A journalist does not choose who he or she shares space with when getting the news. One's credibility is measured by what you write, broadcast, or blog and how you engage your audience and encourage them to come out with their own views and solutions to pressing concerns. After all, journalists and the medium they deliver their stories are but the media, the means through which the stories are delivered. We, as a person occupying one seat inside Malacanañg is not important. What is important is what we bring out and tell the people.
That there are press corps formed is just a way to police our own ranks, it does not cover the ranks of other people, in this case, the social media practitioners.
In the first place, these bloggers would not have gathered Malacanang's interest had they not been engaging the public, sometimes more than what mainstream media can engage.
There are messages to deliver, there are issues to discuss, whoever and whichever way these can be trickled down to the masses at the most preferred medium is the primary concern of any establishment that wants to engage people, Malacañang included. It is not up to the journalist to dictate who these are.
It's much like dealing with clients, where it's the clients who choose the medium by which to advertise and the media company they will entertain.
Bottomline, it's the story and the engagement.

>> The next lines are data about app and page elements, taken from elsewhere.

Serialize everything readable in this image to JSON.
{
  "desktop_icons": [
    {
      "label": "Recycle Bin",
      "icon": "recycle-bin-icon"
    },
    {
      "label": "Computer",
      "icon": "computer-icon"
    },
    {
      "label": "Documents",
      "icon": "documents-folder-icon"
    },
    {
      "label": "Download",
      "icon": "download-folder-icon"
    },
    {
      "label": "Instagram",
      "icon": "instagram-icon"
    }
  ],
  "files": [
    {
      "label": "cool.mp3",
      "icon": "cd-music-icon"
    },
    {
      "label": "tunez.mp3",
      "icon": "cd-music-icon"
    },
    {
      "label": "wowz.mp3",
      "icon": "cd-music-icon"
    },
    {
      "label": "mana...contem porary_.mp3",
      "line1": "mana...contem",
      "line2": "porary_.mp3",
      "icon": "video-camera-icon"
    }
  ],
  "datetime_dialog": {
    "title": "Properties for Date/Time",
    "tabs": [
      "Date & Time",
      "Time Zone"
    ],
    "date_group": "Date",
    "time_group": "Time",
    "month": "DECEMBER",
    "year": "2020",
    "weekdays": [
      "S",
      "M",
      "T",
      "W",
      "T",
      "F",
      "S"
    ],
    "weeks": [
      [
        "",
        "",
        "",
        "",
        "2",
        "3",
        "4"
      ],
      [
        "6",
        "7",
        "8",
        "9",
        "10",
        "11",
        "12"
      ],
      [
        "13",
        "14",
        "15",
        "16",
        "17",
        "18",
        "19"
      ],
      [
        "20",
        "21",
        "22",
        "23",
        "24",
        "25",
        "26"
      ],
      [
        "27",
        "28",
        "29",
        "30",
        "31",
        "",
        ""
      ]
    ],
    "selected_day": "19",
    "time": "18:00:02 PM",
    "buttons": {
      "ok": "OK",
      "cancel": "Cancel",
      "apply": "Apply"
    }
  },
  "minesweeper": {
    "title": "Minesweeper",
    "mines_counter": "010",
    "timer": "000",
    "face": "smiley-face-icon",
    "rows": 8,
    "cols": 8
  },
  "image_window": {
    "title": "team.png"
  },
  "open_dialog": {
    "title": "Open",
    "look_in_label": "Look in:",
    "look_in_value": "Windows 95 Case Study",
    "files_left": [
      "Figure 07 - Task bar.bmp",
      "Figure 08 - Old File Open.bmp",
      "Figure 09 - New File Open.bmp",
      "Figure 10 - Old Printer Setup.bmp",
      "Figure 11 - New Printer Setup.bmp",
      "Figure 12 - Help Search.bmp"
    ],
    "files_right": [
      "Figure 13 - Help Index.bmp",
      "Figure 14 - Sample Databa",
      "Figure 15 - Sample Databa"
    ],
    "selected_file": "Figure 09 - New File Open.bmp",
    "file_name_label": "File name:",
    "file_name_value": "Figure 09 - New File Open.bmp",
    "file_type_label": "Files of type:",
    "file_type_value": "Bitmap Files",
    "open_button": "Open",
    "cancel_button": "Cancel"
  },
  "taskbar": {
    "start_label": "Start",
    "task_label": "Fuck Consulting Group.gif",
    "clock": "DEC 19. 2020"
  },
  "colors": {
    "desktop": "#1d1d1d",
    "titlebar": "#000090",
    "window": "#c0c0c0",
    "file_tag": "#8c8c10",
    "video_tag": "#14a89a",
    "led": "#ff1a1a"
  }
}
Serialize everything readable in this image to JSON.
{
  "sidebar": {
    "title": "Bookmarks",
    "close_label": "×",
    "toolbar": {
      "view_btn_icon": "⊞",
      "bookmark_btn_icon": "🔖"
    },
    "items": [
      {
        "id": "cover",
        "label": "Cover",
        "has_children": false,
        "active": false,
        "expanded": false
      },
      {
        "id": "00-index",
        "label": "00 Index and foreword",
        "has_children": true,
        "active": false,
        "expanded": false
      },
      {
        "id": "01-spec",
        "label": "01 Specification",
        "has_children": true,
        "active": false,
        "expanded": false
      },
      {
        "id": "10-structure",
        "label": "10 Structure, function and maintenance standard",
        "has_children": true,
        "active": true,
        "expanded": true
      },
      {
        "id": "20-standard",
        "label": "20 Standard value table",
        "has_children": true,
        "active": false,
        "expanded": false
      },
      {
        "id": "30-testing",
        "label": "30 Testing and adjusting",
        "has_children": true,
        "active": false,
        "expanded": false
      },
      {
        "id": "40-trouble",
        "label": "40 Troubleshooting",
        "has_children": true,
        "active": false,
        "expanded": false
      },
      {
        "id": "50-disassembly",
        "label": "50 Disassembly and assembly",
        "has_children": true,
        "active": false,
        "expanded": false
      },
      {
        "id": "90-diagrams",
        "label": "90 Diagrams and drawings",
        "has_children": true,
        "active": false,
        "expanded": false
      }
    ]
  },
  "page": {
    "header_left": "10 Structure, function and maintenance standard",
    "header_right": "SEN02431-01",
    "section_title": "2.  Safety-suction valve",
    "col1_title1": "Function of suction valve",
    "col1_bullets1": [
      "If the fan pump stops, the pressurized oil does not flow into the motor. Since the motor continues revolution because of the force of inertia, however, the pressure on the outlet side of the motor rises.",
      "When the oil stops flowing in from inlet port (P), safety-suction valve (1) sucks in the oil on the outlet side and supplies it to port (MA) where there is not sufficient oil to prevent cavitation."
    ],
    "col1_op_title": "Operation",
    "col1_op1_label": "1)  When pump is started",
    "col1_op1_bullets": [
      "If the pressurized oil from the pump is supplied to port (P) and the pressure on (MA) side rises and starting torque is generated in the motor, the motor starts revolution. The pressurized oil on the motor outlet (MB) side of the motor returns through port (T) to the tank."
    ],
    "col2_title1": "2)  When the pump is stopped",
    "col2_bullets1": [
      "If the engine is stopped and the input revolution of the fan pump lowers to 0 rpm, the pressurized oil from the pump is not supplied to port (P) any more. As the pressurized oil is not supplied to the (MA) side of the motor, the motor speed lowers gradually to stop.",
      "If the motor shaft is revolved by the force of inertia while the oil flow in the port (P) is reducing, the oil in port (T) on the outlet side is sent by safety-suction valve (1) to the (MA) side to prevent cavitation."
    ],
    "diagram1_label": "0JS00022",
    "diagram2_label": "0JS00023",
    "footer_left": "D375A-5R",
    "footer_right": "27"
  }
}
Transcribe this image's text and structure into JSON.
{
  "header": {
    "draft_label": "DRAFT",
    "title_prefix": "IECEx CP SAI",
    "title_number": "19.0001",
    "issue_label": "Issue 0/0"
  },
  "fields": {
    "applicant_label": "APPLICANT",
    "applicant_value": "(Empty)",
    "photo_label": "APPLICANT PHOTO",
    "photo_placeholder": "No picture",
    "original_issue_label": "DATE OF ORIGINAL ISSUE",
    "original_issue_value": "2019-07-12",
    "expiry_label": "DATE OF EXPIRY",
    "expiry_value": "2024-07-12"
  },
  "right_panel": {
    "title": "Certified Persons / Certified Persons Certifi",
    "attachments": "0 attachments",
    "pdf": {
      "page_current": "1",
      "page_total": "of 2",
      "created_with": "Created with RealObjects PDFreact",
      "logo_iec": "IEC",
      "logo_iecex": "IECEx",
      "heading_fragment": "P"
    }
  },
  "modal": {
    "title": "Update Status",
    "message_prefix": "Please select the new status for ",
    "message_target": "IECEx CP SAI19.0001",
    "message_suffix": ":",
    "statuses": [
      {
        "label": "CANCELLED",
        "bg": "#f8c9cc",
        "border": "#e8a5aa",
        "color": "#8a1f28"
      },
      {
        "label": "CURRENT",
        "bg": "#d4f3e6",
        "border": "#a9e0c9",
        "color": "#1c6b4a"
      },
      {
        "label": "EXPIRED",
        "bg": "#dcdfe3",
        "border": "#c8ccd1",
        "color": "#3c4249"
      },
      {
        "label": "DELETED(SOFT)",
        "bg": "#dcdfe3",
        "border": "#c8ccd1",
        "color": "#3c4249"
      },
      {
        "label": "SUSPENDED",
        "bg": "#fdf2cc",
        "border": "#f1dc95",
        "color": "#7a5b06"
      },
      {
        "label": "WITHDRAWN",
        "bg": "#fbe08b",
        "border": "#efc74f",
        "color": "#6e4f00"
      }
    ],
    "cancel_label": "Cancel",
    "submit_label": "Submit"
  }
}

And yes, sitting beside a blogger does not spell the end of journalism. But the end of journalism can be triggered when journalists themselves start to believe that they are more important than the story and thus turn their backs to their role of delivering the message. The end of journalism can be triggered when journalists become concerned with whom they sit with in events they are not even the organizers of.